Symptoms of Lyme Disease

The effects of Lyme disease may start to show in as little as three days after infection, or could take up to a month. For people who are otherwise healthy, symptoms typically include:

  • A rash, often making a bullseye pattern near the bite location. 
  • Fever.
  • Headache.
  • Fatigue.
  • Chills.
  • Achy joints and muscles.
  • Swollen lymph nodes.

For most who contract Lyme disease, symptoms can clear up in a few weeks with timely treatment, though side effects such as interrupted sleep, headaches and lingering joint and muscles aches can last for a few months or years later. 

Vulnerable populations, however, are at risk for escalated symptoms. Young children, the elderly and people with immune system illnesses are most likely to develop these complications. However, anyone could potentially experience severe Lyme symptoms, especially if treatment was delayed. These effects include:

  • More frequent, severe headaches.
  • Facial paralysis.
  • Heart palpitations.
  • Dizziness.
  • Confusion.
  • Nerve pain.
  • Extremity numbness. 
  • Arthritis.
  • Death.

Lyme disease can be treated with antibiotics. The sooner the medication is started, the better the chances are for a quick recovery. If you've been bitten by a tick, or experience Lyme-like symptoms and may have been bitten by a tick, seek medical attention immediately.

Lyme disease can cause flu-like symptoms, such as fever, chills and aches.Lyme disease can cause flu-like symptoms, such as fever, chills and aches.

Preventing Lyme Disease

Since Lyme disease can only be transmitted by tick bites, the best way to avoid the illness is to prevent being bitten. These pests primarily live in grassy or wooded areas. Use bug spray and dress in light, long sleeves and pants before venturing into tall fields or forests, CBC News suggests.

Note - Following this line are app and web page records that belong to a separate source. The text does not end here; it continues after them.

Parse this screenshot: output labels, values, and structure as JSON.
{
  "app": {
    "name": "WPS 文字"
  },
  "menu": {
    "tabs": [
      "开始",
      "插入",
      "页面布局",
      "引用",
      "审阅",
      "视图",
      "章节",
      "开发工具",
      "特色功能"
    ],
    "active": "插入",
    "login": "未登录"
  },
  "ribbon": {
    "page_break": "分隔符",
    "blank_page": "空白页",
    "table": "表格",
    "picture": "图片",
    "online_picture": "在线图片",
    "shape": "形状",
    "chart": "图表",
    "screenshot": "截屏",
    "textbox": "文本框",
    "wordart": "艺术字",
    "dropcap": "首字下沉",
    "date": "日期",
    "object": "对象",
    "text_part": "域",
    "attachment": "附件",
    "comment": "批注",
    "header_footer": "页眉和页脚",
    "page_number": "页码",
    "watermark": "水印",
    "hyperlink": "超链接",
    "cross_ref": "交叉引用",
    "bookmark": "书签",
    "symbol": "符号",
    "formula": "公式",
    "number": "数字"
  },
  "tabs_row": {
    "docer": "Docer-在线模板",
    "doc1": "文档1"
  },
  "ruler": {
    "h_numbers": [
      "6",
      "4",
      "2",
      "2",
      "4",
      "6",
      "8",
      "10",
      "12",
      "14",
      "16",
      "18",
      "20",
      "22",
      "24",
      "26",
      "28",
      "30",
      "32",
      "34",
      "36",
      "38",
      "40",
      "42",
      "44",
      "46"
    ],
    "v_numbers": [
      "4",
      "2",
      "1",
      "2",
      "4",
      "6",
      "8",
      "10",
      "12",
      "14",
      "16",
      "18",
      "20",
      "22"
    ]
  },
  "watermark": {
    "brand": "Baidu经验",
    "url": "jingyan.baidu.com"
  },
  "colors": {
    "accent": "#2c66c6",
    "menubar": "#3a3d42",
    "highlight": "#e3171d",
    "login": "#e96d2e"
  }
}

Activities like hunting, golfing or hiking can make people especially vulnerable. 

Because they're so small, ticks may be able to avoid detection, even when they bite. When you go back inside after an outdoor adventure, look for any ticks on your person. Be especially diligent about checking your clothes and hair, as ticks will try to hide. 

If you do find a tick, don't try to squash it. Use pieces of tape to trap it, then flush it instead. If the tick has bitten you, carefully remove it with clean tweezers and don't yank or twist as you pull it away - this could cause part of the tick to remain in your skin. When possible, save ticks that have bitten and take them with you to the doctor to have them tested for Lyme.

To help keep ticks out of your home, search your pets and any outdoor equipment before bringing them inside. Lyme disease can be dangerous for dogs and cats as well, so talk to your vet about Lyme vaccines or tick treatments for your pets. 

The Rise of Lyme Disease in Canada

Just a few years ago, there were relatively few cases of Lyme disease. The Government of Canada reported 144 known cases in 2009. That number has been climbing dramatically ever since, however. In 2016 there were 987 cases reported. Experts warn that this year's number could climb even higher.

Global News stated that warmer weather patterns and deciduous forests in Canada have made parts of the country more welcoming to ticks. The source added that up to 20 per cent of ticks tested positive for Lyme disease in Canada in 2016.

Lyme disease can be dangerous, or at the very least, highly uncomfortable. But by taking the right precautions and remaining vigilant when you go outside, you can stay safe from Lyme this summer.